Ben Fowke will retire in August after 10 years as chief executive of Xcel Energy Co., his tenure marked by the company's industry-leading role in the nation's move from fossil fuels to clean energy.

Bob Frenzel, Xcel's current president and chief operating officer, will succeed him as CEO, the company announced Thursday.

Fowke, 63, will remain on the Minneapolis-based company's board and serve as executive chairman, focusing on national energy policy.

Fowke was named Xcel Energy's chair, president and CEO in August 2011.

"I really think it has been a great decade," Fowke said in an interview. "One of the things I am most proud of is our leadership in the clean-energy transition."

Fowke hailed from the Colorado utility New Century Energies, which merged with Xcel in 2000. When Fowke took the baton in 2010 from retiring Xcel CEO Richard Kelly, the company had already established itself as a leader in wind energy.

Fowke pushed Xcel considerably further, with the company regularly ranking as one of the nation's top wind-power utilities.

In 2011, 53% of Minnesota's in-state electricity production came from coal and 13% from wind. By 2020, coal generation had fallen to 25% while wind had risen to 22%, according to Minnesota Department of Commerce data.

Xcel, by far the state's largest electricity provider, has driven that change. In 2018, Xcel became the first major U.S. utility to announce plans for 100% carbon-free electricity by 2050.

"Ben has been an outstanding leader for Xcel Energy and a champion — at the company and throughout our industry — for building a clean-energy future while maintaining affordability and reliability for our customers," Chris Policinski, Xcel's lead independent director, said in a statement.

Fowke has been a fixture on the Star Tribune's annual list of Minnesota's highest-paid CEOS, taking in $21.8 million in 2020 and a total of $118 million over the past six years.

In pursuit of its carbon-free goals, Xcel has in recent years announced the early closure of all four of its big coal-fired generators in Minnesota, three of which are in Becker. The first two are slated for shutdown in 2023 and 2026, the other two by 2030.

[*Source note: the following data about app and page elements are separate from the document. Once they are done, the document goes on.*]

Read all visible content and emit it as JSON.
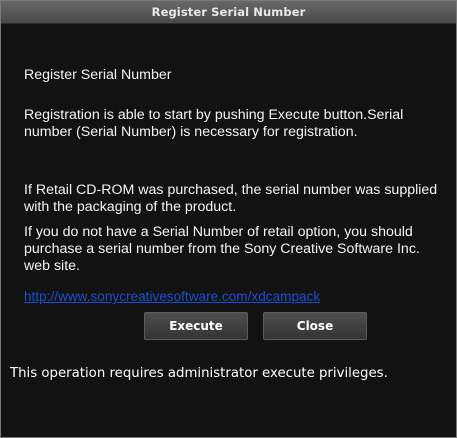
{
  "window": {
    "title": "Register Serial Number"
  },
  "dialog": {
    "heading": "Register Serial Number",
    "paragraph1": "Registration is able to start by pushing Execute button.Serial number (Serial Number) is necessary for registration.",
    "paragraph2": "If Retail CD-ROM was purchased, the serial number was supplied with the packaging of the product.",
    "paragraph3": "If you do not have a Serial Number of retail option, you should purchase a serial number from the Sony Creative Software Inc. web site.",
    "link_text": "http://www.sonycreativesoftware.com/xdcampack",
    "footer_note": "This operation requires administrator execute privileges."
  },
  "buttons": {
    "execute_label": "Execute",
    "close_label": "Close"
  },
  "colors": {
    "background": "#121212",
    "titlebar": "#5a5a5a",
    "link": "#1a4fd6",
    "text": "#f4f4f4"
  }
}
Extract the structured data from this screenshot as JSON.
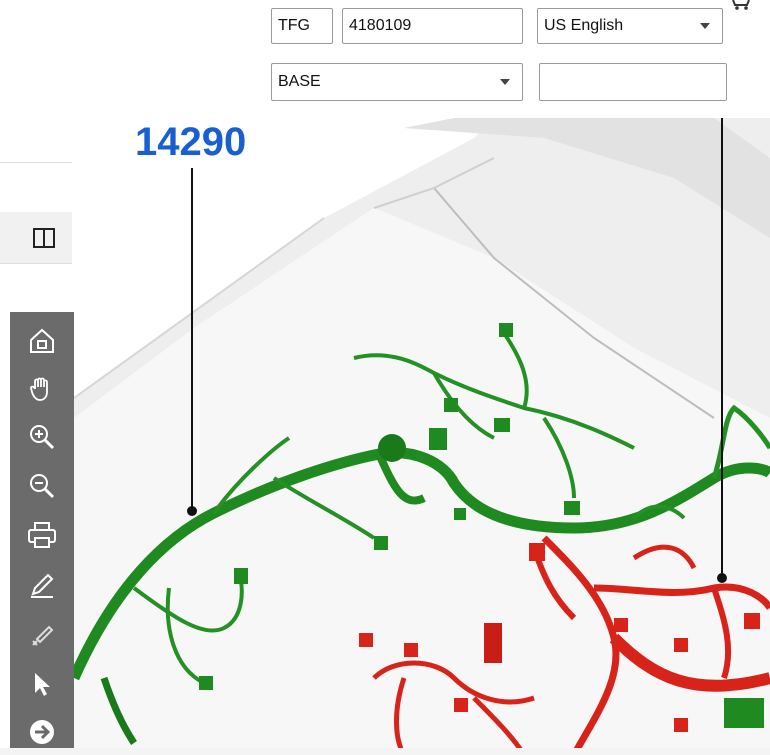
{
  "filters": {
    "code": "TFG",
    "number": "4180109",
    "language": "US English",
    "option": "BASE",
    "extra_value": ""
  },
  "viewer": {
    "callout_label": "14290"
  },
  "toolbar": {
    "tools": [
      "home-icon",
      "pan-hand-icon",
      "zoom-in-icon",
      "zoom-out-icon",
      "print-icon",
      "pen-icon",
      "eraser-icon",
      "pointer-icon",
      "next-arrow-icon"
    ]
  },
  "colors": {
    "harness_green": "#1f8a1f",
    "harness_red": "#d8231a",
    "callout_blue": "#1a5fd0",
    "toolbar_grey": "#6b6b6b"
  }
}
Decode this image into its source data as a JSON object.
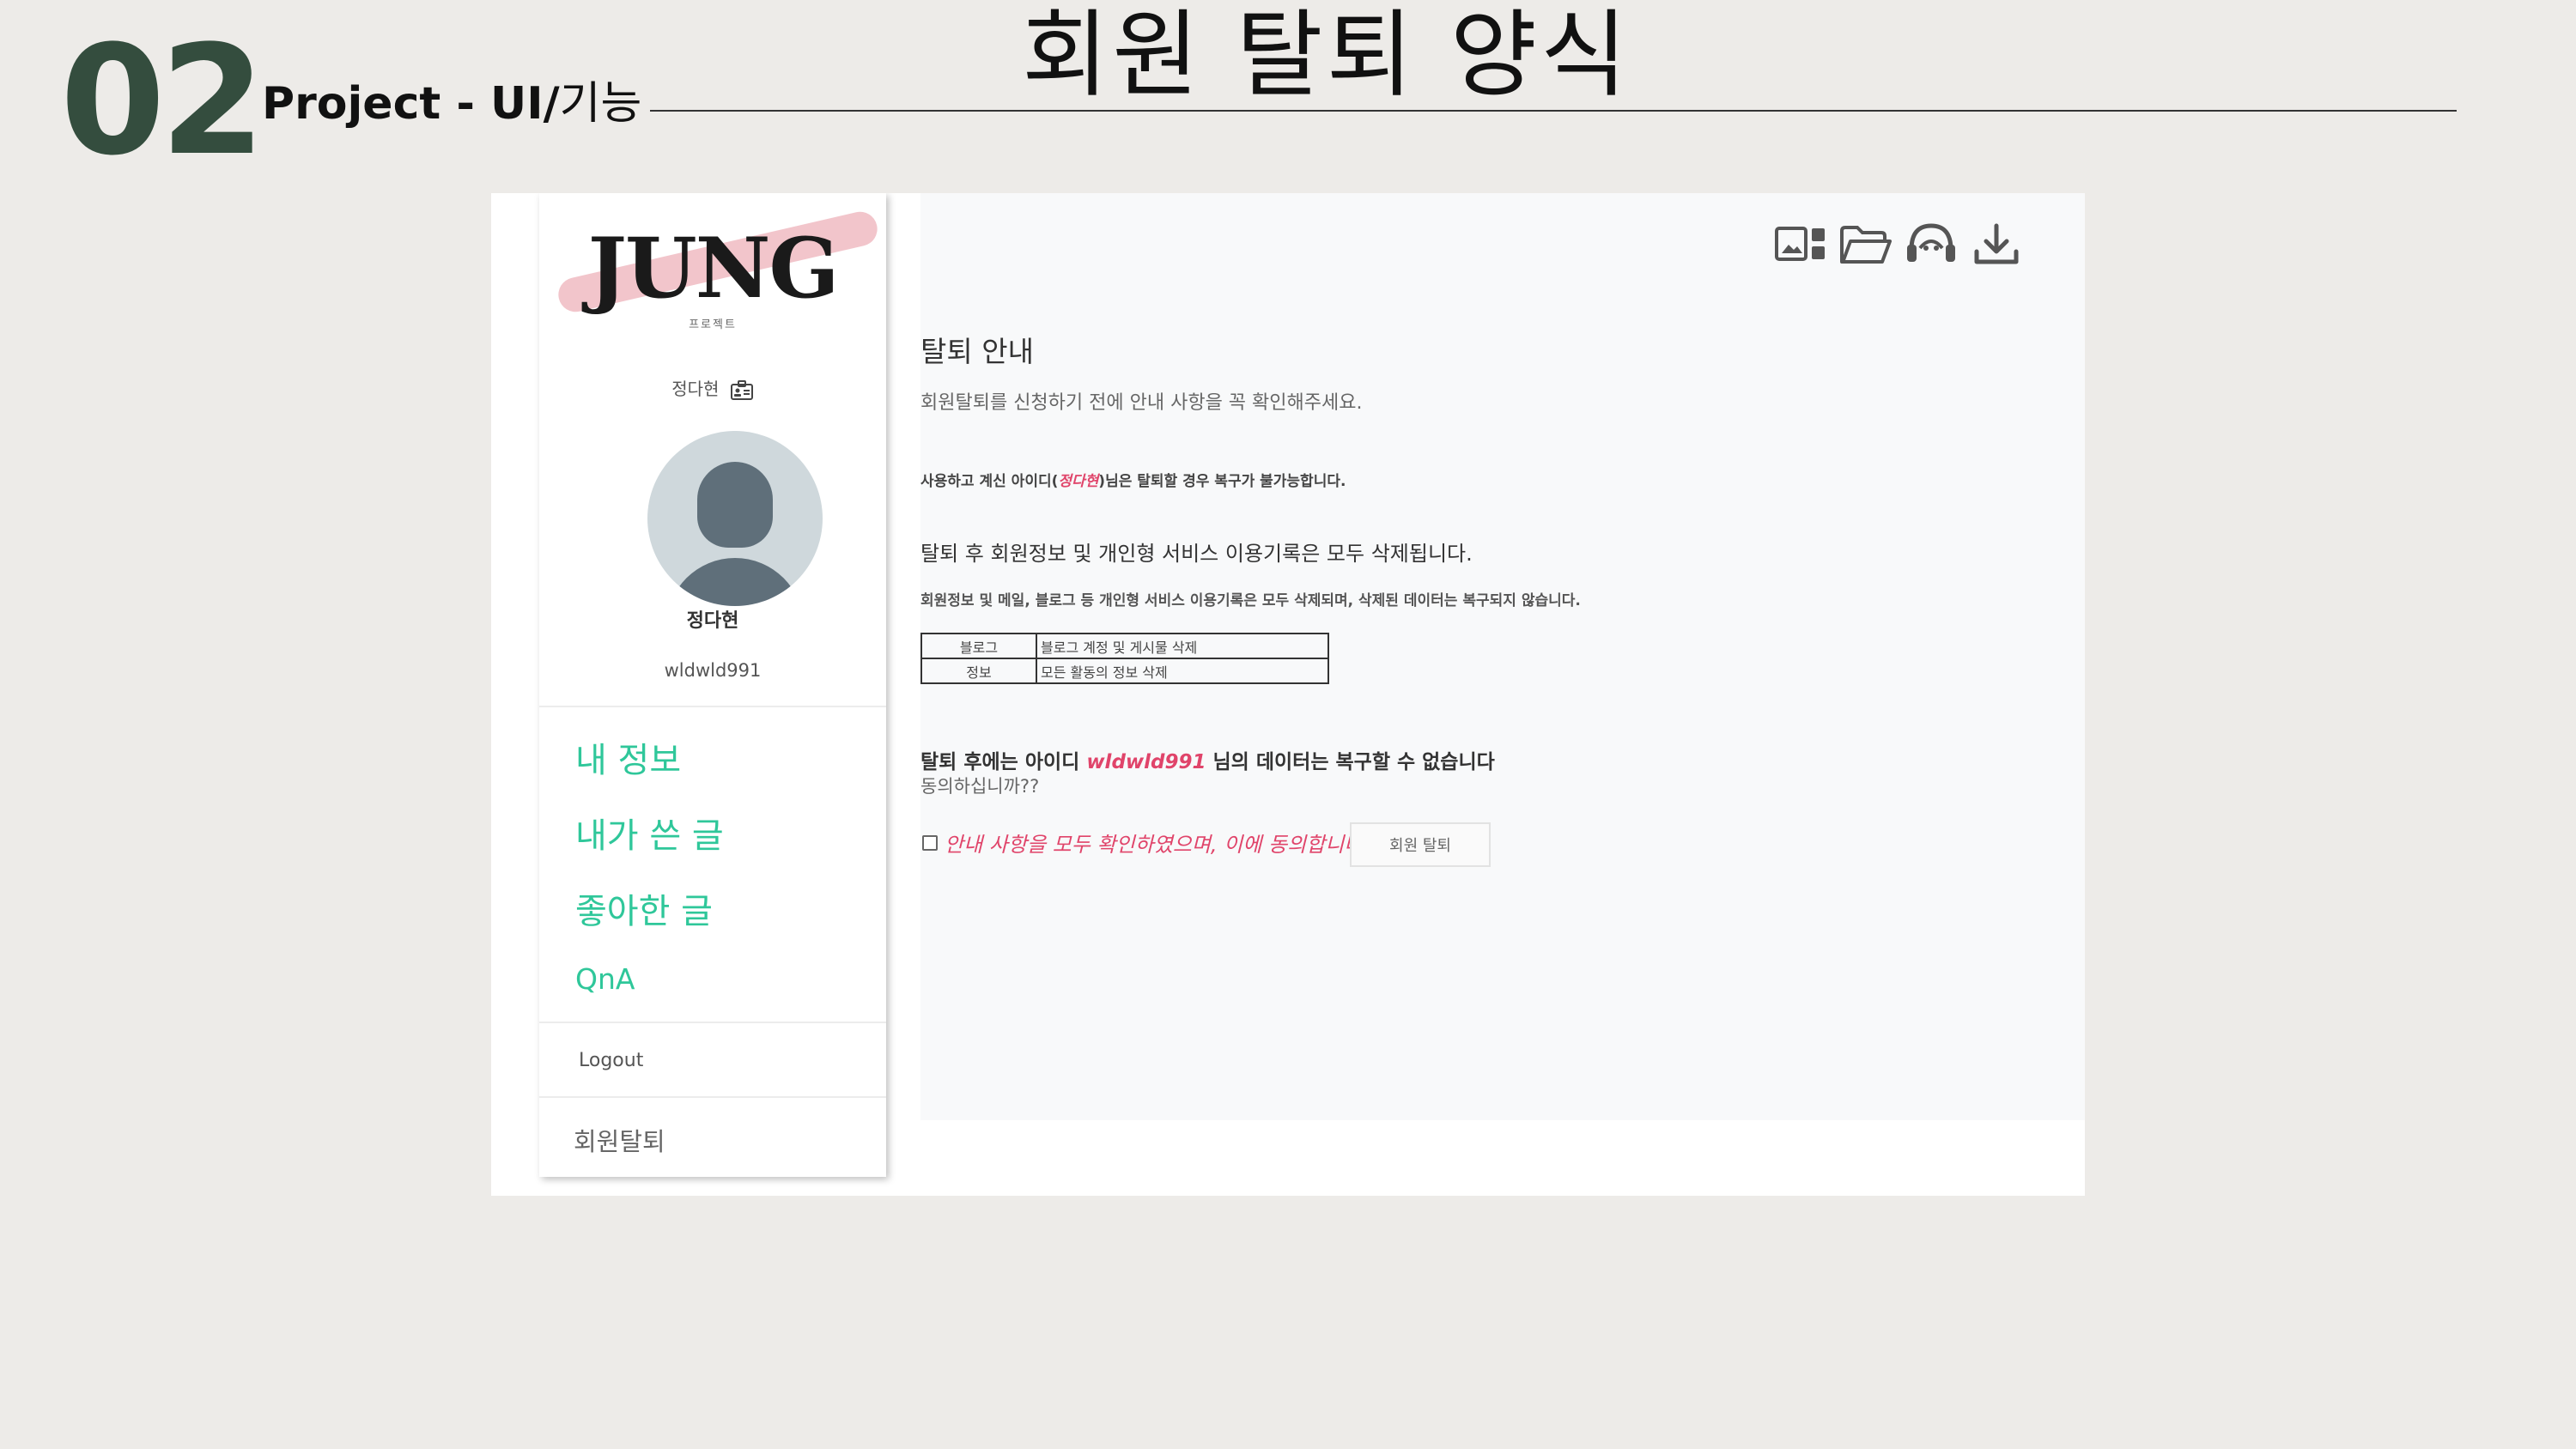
{
  "slide": {
    "number": "02",
    "section_bold": "Project - UI/",
    "section_rest": "기능",
    "title": "회원 탈퇴 양식"
  },
  "sidebar": {
    "logo": "JUNG",
    "logo_sub": "프로젝트",
    "user_top": "정다현",
    "user_name": "정다현",
    "user_id": "wldwld991",
    "menu": [
      "내 정보",
      "내가 쓴 글",
      "좋아한 글",
      "QnA"
    ],
    "logout": "Logout",
    "withdraw": "회원탈퇴"
  },
  "toolbar": {
    "icons": [
      "image-layout-icon",
      "folder-open-icon",
      "headset-icon",
      "download-icon"
    ]
  },
  "content": {
    "title": "탈퇴 안내",
    "intro": "회원탈퇴를 신청하기 전에 안내 사항을 꼭 확인해주세요.",
    "warn_pre": "사용하고 계신 아이디(",
    "warn_name": "정다현",
    "warn_post": ")님은 탈퇴할 경우 복구가 불가능합니다.",
    "sub": "탈퇴 후 회원정보 및 개인형 서비스 이용기록은 모두 삭제됩니다.",
    "detail": "회원정보 및 메일, 블로그 등 개인형 서비스 이용기록은 모두 삭제되며, 삭제된 데이터는 복구되지 않습니다.",
    "table": [
      {
        "key": "블로그",
        "value": "블로그 계정 및 게시물 삭제"
      },
      {
        "key": "정보",
        "value": "모든 활동의 정보 삭제"
      }
    ],
    "final_pre": "탈퇴 후에는 아이디 ",
    "final_id": "wldwld991",
    "final_post": " 님의 데이터는 복구할 수 없습니다",
    "confirm": "동의하십니까??",
    "agree_label": "안내 사항을 모두 확인하였으며, 이에 동의합니다.",
    "withdraw_button": "회원 탈퇴"
  },
  "colors": {
    "accent_green": "#2fc79a",
    "highlight_red": "#e0446a",
    "slide_number": "#344d3e"
  }
}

Like many electric utilities that are abandoning coal, Xcel has increasingly moved to natural gas-fired generation, and plans to build an $800 million gas plant in Becker by the mid-2020s.

The company says it's needed to make up for lost coal power, though environmental groups strongly oppose it. They say solar, wind and batteries can fill the gap, while a new gas plant is contrary to Xcel's goal of 100% carbon-free power by 2050.

Xcel and clean-energy groups agree that getting to 80% carbon-free power can be done with today's technology. But covering that last 20% — both technologically and economically — will be one of Xcel's and the industry's biggest challenges, Fowke said.

"We have a great opportunity, but we have to be ever mindful of what our customers want: 24/7 reliable and affordable power," he said.

While Minnesota's residential electricity prices are in line with the U.S. average, they have increased in recent years at a faster rate than they have nationally, federal data show.

Frenzel, 50, joined Xcel Energy as chief financial officer in 2016, previously having worked as CFO for Luminant, a subsidiary of Energy Future Holdings.

He also worked as a vice president in Goldman Sachs' investment banking division and before that was a senior consultant at Arthur Andersen. He served in the U.S. Navy for six years as a nuclear engineering and weapons officer.

"I am honored and humbled by the support and confidence that Ben and the board of directors have placed in me," Frenzel said in a statement. "Xcel Energy is in a strong position thanks to Ben's leadership."

Xcel's stock closed Thursday at $71.12, up 95 cents. The stock was around $28 when Fowke took over as CEO in 2011. After a few lean years, the stock began steadily rising in 2015.

From 2010 through 2020, Xcel shareholders saw 229.6% total return, compared with 212.2% for its peer group of utility companies, Xcel said in a filing to the U.S. Securities and Exchange Commission.

Xcel's two largest markets are Minnesota — where it is also the second largest gas provider — and Colorado. In addition, the company has operations in Texas, New Mexico, Wisconsin, the Dakotas and Michigan's Upper Peninsula.

Xcel has two nuclear power plants in Minnesota, which together provide about one-quarter of Minnesota's electricity and are critical to Xcel's carbon-free energy plans.

Fowke said he was proud of the nuclear fleet's progress over the last decade.

Ten years ago, Xcel's reactors weren't in the top quartile of the country's best-performing nuclear plants as they are now. Also, in the first half of the decade, large cost overruns at the Monticello nuclear plant were a major issue before state utility regulators.

In recent years, Xcel has sunk well over $1 billion into both plants for all sorts of capital improvements. They are now among the best performing nuclear plants in the nation, Fowke said.

"We have come a tremendously long way in 10 years," he said.

Includes reporting from staff writer Patrick Kennedy.